“Some investors are betting on a rate cut from the BOT as one of the options still available” to reduce capital inflows, said Nalin Chutchotitham, a Bangkok-based analyst at Kasikornbank Pcl. “Bonds also got some support because of the weak data from the U.S.”
The yield on the 3.125 percent notes due December 2015 dropped six basis points, or 0.06 percentage point, to 2.79 percent as of 10:53 a.m. in Bangkok, according to data compiled by Bloomberg. That was the biggest decline since Oct. 18, and the rate was at the lowest level since November 2010.
The central bank has kept the benchmark interest rate at 2.75 percent for the past four meetings, drawing criticism from Finance Minister Kittiratt, who said the higher rate attracts inflows, putting appreciation pressure on the baht. The monetary authority next reviews policy on May 29.
Foreign funds bought $1.99 billion more sovereign debt than they sold this month, adding to net purchases of $9.62 billion in the first quarter, Thai Bond Market Association data show.
The baht was little changed at 29.25, data compiled by Bloomberg show. The currency dropped 2 percent last week, the biggest five-day decline since January 2007 amid concern the monetary authorities will impose measures to stem inflows. That pared its advance this year to 4.5 percent, still the best performance among the 11 most-traded Asian currencies.

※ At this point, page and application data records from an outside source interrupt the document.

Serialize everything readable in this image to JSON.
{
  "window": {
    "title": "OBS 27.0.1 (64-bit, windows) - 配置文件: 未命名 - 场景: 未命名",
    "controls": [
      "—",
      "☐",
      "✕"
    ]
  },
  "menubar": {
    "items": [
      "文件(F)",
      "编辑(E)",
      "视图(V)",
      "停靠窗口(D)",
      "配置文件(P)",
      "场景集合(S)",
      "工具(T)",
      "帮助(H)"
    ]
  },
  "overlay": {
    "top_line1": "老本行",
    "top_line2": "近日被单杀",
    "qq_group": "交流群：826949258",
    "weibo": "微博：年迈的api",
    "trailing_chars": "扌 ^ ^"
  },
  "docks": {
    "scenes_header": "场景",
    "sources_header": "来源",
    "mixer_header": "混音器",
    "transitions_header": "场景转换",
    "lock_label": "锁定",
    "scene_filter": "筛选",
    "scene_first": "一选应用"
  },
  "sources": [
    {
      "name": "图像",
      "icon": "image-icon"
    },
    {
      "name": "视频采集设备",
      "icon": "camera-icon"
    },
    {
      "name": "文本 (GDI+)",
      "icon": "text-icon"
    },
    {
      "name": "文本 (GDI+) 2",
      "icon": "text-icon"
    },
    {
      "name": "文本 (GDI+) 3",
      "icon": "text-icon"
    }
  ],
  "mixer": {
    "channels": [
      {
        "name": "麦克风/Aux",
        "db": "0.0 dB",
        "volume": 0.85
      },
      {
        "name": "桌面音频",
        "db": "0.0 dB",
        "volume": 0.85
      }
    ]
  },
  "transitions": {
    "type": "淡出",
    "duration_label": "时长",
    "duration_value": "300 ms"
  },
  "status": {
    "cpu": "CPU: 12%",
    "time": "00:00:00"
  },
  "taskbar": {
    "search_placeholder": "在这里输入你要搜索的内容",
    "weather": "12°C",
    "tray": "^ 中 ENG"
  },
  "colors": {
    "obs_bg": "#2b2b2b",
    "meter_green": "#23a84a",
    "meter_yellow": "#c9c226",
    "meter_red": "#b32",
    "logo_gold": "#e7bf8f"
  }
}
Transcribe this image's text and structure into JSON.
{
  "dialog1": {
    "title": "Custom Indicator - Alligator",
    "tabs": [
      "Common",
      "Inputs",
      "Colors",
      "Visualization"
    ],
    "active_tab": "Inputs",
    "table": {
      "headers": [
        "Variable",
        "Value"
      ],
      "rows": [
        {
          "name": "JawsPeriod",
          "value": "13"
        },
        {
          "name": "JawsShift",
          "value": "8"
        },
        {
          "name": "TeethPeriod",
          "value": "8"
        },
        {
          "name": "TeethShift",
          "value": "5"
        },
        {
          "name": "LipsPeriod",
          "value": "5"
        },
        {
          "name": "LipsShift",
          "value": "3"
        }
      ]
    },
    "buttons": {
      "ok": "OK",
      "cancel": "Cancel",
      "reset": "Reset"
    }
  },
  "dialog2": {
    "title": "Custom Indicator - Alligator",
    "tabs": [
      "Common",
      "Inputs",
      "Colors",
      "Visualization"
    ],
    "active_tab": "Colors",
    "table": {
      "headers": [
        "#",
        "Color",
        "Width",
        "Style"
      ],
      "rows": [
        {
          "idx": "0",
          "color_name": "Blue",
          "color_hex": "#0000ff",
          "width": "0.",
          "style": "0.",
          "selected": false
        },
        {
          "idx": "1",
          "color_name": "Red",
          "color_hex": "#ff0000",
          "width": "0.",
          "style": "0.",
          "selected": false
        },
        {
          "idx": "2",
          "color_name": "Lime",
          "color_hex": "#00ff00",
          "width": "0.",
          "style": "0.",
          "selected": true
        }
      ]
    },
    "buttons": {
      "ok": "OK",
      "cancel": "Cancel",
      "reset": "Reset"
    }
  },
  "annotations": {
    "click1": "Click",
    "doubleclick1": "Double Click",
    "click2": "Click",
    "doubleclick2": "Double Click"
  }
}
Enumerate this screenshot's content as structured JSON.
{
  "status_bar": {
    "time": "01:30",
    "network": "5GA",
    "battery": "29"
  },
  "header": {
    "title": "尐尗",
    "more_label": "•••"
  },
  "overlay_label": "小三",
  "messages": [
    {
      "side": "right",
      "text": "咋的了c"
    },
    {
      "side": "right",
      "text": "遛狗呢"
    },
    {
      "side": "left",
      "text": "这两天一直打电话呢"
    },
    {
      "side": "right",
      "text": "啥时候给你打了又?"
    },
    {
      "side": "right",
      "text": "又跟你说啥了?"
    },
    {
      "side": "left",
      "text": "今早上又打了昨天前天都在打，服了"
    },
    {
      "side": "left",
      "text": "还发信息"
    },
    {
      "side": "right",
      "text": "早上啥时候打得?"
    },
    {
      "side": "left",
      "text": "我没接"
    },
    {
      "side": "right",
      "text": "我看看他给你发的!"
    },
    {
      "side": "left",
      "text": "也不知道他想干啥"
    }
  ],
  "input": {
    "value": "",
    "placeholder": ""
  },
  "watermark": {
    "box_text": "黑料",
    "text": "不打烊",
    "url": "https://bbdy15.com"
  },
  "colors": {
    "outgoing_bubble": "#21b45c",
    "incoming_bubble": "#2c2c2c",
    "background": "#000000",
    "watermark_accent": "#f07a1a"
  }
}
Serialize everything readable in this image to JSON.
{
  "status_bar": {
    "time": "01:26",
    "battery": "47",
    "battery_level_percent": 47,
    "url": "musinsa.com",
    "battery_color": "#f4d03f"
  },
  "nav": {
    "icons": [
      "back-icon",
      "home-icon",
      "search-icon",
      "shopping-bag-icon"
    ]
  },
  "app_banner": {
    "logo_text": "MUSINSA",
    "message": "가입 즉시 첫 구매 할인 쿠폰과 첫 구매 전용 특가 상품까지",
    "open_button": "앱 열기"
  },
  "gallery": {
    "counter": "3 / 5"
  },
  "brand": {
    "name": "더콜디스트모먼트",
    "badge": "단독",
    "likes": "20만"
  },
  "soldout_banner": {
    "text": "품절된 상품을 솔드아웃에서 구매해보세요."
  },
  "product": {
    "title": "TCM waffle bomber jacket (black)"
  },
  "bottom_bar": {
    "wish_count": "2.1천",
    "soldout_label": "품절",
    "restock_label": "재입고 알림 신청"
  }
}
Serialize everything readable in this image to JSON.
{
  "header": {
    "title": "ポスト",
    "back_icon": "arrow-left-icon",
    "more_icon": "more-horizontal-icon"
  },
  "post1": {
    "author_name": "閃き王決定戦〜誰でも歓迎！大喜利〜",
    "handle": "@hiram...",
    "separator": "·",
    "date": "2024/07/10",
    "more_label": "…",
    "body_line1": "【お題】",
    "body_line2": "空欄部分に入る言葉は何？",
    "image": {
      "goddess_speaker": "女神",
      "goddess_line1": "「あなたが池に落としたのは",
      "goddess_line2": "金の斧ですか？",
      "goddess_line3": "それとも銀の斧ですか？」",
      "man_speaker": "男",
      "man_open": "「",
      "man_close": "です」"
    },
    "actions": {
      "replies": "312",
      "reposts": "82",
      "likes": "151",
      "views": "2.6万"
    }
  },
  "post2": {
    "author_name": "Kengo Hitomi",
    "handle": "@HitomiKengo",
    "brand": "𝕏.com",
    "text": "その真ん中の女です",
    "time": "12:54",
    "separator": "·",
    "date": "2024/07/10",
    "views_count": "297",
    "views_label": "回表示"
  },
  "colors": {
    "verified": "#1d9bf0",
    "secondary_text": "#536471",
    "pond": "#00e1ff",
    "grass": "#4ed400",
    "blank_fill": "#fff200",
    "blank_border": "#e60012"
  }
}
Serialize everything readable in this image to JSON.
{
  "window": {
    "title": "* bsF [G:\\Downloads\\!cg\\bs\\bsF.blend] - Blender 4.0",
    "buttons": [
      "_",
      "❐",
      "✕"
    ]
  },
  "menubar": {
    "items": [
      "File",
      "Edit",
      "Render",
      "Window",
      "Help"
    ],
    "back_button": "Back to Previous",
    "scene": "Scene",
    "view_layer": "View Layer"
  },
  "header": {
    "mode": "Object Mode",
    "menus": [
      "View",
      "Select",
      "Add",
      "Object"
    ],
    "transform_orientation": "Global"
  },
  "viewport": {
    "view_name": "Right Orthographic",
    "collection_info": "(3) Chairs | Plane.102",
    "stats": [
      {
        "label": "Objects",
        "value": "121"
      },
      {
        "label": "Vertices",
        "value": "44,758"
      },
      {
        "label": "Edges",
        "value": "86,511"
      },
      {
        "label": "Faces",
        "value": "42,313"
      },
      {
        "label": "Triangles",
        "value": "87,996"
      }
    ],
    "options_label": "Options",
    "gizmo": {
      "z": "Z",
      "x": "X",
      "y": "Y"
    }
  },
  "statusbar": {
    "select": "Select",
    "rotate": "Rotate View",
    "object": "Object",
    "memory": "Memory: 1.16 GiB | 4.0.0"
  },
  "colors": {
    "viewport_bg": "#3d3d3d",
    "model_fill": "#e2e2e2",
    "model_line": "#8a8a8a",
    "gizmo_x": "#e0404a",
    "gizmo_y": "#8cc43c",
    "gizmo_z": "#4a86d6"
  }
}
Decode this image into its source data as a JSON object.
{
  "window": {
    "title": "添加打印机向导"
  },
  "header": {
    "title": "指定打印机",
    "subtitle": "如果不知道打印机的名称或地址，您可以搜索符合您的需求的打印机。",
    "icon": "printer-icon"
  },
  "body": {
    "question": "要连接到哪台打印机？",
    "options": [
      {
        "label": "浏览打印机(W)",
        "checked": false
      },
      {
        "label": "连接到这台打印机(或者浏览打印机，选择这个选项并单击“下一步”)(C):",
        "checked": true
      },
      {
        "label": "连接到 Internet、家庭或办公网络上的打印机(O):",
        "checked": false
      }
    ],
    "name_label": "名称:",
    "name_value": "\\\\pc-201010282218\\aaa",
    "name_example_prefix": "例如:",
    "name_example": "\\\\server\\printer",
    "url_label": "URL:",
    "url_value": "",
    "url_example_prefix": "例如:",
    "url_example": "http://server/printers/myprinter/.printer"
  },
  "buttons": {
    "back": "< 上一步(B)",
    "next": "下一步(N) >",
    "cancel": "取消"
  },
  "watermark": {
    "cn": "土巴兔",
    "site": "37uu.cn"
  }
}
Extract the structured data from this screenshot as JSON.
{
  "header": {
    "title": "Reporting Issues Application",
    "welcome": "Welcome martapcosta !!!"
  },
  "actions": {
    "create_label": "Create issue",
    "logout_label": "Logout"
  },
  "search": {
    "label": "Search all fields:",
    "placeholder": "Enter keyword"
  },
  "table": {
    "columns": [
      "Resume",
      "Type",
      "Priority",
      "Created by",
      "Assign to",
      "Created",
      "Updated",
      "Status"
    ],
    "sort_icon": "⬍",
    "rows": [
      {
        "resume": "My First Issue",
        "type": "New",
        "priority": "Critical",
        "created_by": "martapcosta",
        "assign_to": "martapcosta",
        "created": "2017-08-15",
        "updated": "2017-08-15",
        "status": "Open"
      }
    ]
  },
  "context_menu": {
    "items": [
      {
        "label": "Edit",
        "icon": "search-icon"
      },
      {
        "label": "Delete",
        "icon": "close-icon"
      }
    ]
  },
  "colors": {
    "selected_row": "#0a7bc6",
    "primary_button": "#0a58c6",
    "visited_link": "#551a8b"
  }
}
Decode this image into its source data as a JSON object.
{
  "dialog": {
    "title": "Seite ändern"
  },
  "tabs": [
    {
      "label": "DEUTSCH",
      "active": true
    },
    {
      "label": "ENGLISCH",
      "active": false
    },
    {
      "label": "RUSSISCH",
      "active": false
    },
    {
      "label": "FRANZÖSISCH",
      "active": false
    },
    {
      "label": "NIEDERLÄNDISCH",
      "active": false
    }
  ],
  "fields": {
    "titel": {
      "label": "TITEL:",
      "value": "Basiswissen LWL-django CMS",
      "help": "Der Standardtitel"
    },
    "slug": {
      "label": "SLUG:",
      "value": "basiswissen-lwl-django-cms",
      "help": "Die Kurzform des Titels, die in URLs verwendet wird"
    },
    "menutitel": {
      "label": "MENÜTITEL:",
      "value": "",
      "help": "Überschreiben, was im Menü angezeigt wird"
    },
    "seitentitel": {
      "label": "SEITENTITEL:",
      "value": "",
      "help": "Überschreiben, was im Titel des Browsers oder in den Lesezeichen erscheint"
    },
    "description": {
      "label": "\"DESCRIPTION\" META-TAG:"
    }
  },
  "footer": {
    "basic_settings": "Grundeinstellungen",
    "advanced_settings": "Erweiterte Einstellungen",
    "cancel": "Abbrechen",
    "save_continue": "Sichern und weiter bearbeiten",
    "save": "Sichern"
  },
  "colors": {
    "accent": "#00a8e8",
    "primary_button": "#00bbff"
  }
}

The baht touched 28.56 on April 22 and April 19, the strongest level since July 1997.
One-month implied volatility, a measure of expected moves in the exchange rate used to price options, climbed 28 basis points to 5.35 percent.
To contact the reporter on this story: Yumi Teso in Bangkok at firstname.lastname@example.org